To love our neighbor as ourselves is not possible if we don’t know ourselves. We can be pious and say the right things, but the human heart in order to flower must go through its own Holy Thursday, Good Friday and Resurrection before we can say: “Father forgive them for they know not what they are doing.” In the end, when we love ourselves, we will love others, because self love comes through the ability to observe our own inner ranting and ramblings without rancor or self rejection, but with loving kindness and compassion.

This morning I was reading the Gospel story of Jesus healing the leper. Here was a man who was truly an outcast. Lepers had to live apart, and when they approached anyone they had to call out “unclean” so that people would not get too close to them. They were feared and I guess it served a purpose for society; yet they were outcast. Jesus saw something different. What he saw he loved and he healed the man, saying that his faith had healed him. Jesus had compassion and loving kindness. When he became angry it was used to try to reach others not to condemn. Perhaps there are people who can judge and know when to be angry and harsh with others, for it can shake up illusions and lead to freedom. However, that gift, that Jesus had, is not common.

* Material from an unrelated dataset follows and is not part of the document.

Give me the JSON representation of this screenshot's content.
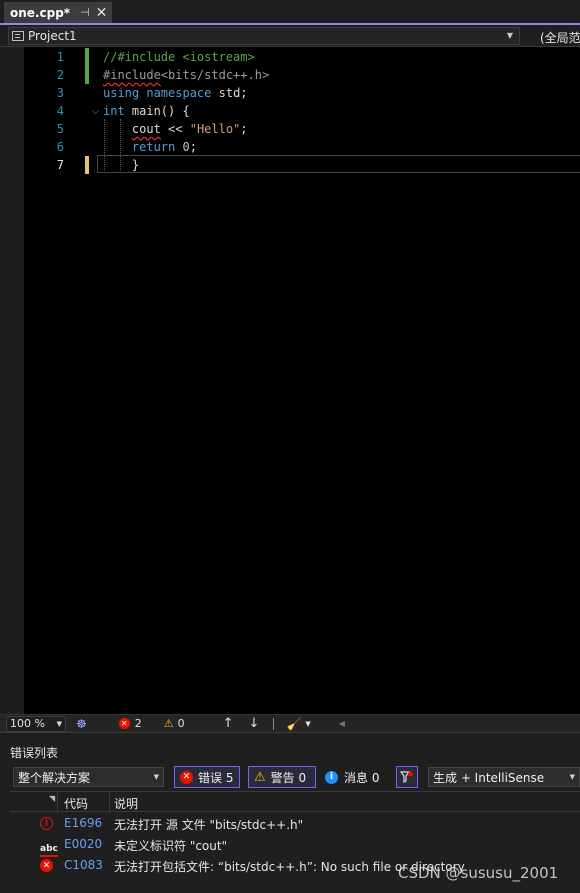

Harshness often comes from a place that is neither kind, compassionate nor does it of course show love towards the one (or the group) being judged. Knowing the depths of the human heart leads to mercy. Not understanding the inner workings of the soul, lead to condemnation. True justice, leads to mercy… since it is based on a ‘seeing’ that is holographic in nature, seeing all parts of the soul even when it is fragmented and seemingly lost. To place oneself as judge of another is a heavy burden to carry and its weight only gets heavier as time moves forward. It is a self imposed prison that leads to self alienation and isolation in the end. We can never stand still, we are pilgrims, and we are on a road, each step leading us higher up, or further down into dark and painful places.

We all need mercy and compassion, from others and also from God. I am of course speaking as one who still struggles and am still only at the beginning. Each day is a new start, as well as each moment, for hope is the rain that allows the seed to take root ever deeper; no matter how slowly the journey or at times how wearisome it can be.

Mark Dohle

Mark Dohle

I am 62 years old and have lived in the Atlanta area since 1971.  I am Catholic and my faith is important to me, yet as I age the mystery continues to deepen, so I read broadly and try to keep things somewhat open ended. I work with the aged and the dying. I was in the Navy for four years and I guess I am life of center when it comes to politics, but not too far left. Actually, I am kind of a political moron.

I am the third of  11 children; ten still alive, one died in in 1958, three days after birth.